EXERCISE: Would you please copy all of the data exactly, skipping the images?

[Start of section]

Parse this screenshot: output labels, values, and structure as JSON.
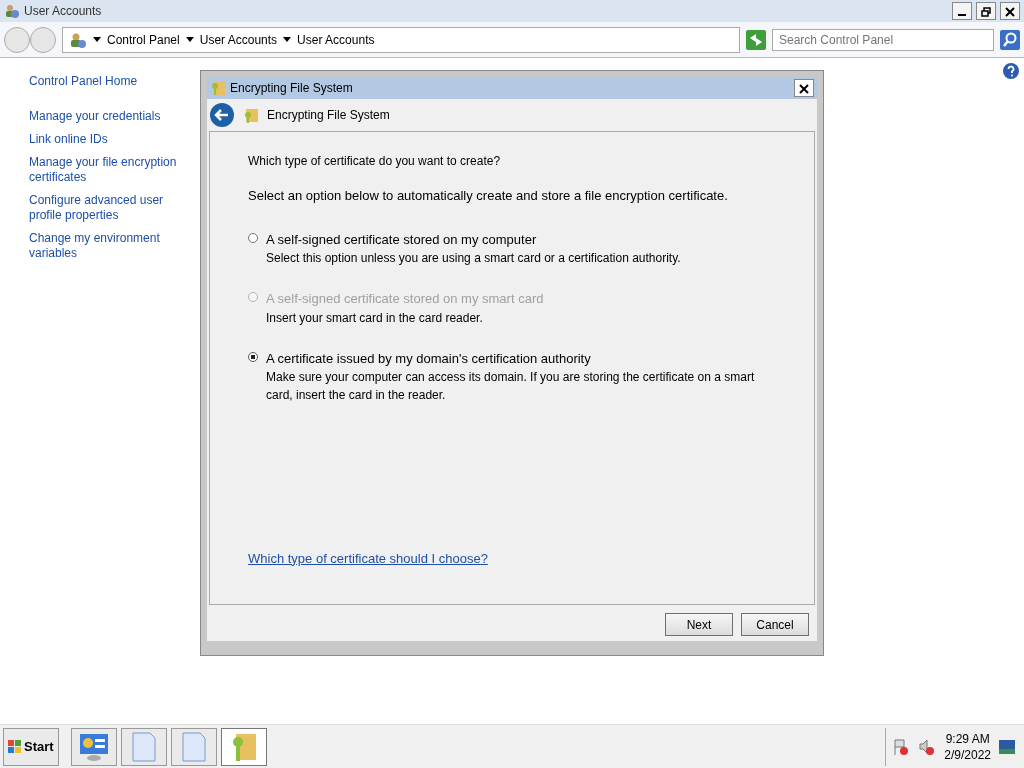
{
  "window": {
    "title": "User Accounts"
  },
  "address_bar": {
    "breadcrumbs": [
      "Control Panel",
      "User Accounts",
      "User Accounts"
    ]
  },
  "search": {
    "placeholder": "Search Control Panel"
  },
  "sidebar": {
    "items": [
      "Control Panel Home",
      "Manage your credentials",
      "Link online IDs",
      "Manage your file encryption certificates",
      "Configure advanced user profile properties",
      "Change my environment variables"
    ]
  },
  "dialog": {
    "title": "Encrypting File System",
    "header": "Encrypting File System",
    "question": "Which type of certificate do you want to create?",
    "instruction": "Select an option below to automatically create and store a file encryption certificate.",
    "options": [
      {
        "label": "A self-signed certificate stored on my computer",
        "description": "Select this option unless you are using a smart card or a certification authority.",
        "selected": false,
        "disabled": false
      },
      {
        "label": "A self-signed certificate stored on my smart card",
        "description": "Insert your smart card in the card reader.",
        "selected": false,
        "disabled": true
      },
      {
        "label": "A certificate issued by my domain's certification authority",
        "description": "Make sure your computer can access its domain. If you are storing the certificate on a smart card, insert the card in the reader.",
        "selected": true,
        "disabled": false
      }
    ],
    "help_link": "Which type of certificate should I choose?",
    "buttons": [
      "Next",
      "Cancel"
    ]
  },
  "taskbar": {
    "start": "Start",
    "apps": [
      {
        "kind": "control-panel",
        "selected": false
      },
      {
        "kind": "document",
        "selected": false
      },
      {
        "kind": "document",
        "selected": false
      },
      {
        "kind": "key-folder",
        "selected": true
      }
    ],
    "clock": {
      "time": "9:29 AM",
      "date": "2/9/2022"
    }
  }
}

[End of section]

TASK RESULT:
Parse this screenshot: output labels, values, and structure as JSON.
{
  "window": {
    "title": "User Accounts"
  },
  "address_bar": {
    "breadcrumbs": [
      "Control Panel",
      "User Accounts",
      "User Accounts"
    ]
  },
  "search": {
    "placeholder": "Search Control Panel"
  },
  "sidebar": {
    "items": [
      "Control Panel Home",
      "Manage your credentials",
      "Link online IDs",
      "Manage your file encryption certificates",
      "Configure advanced user profile properties",
      "Change my environment variables"
    ]
  },
  "dialog": {
    "title": "Encrypting File System",
    "header": "Encrypting File System",
    "question": "Which type of certificate do you want to create?",
    "instruction": "Select an option below to automatically create and store a file encryption certificate.",
    "options": [
      {
        "label": "A self-signed certificate stored on my computer",
        "description": "Select this option unless you are using a smart card or a certification authority.",
        "selected": false,
        "disabled": false
      },
      {
        "label": "A self-signed certificate stored on my smart card",
        "description": "Insert your smart card in the card reader.",
        "selected": false,
        "disabled": true
      },
      {
        "label": "A certificate issued by my domain's certification authority",
        "description": "Make sure your computer can access its domain. If you are storing the certificate on a smart card, insert the card in the reader.",
        "selected": true,
        "disabled": false
      }
    ],
    "help_link": "Which type of certificate should I choose?",
    "buttons": [
      "Next",
      "Cancel"
    ]
  },
  "taskbar": {
    "start": "Start",
    "apps": [
      {
        "kind": "control-panel",
        "selected": false
      },
      {
        "kind": "document",
        "selected": false
      },
      {
        "kind": "document",
        "selected": false
      },
      {
        "kind": "key-folder",
        "selected": true
      }
    ],
    "clock": {
      "time": "9:29 AM",
      "date": "2/9/2022"
    }
  }
}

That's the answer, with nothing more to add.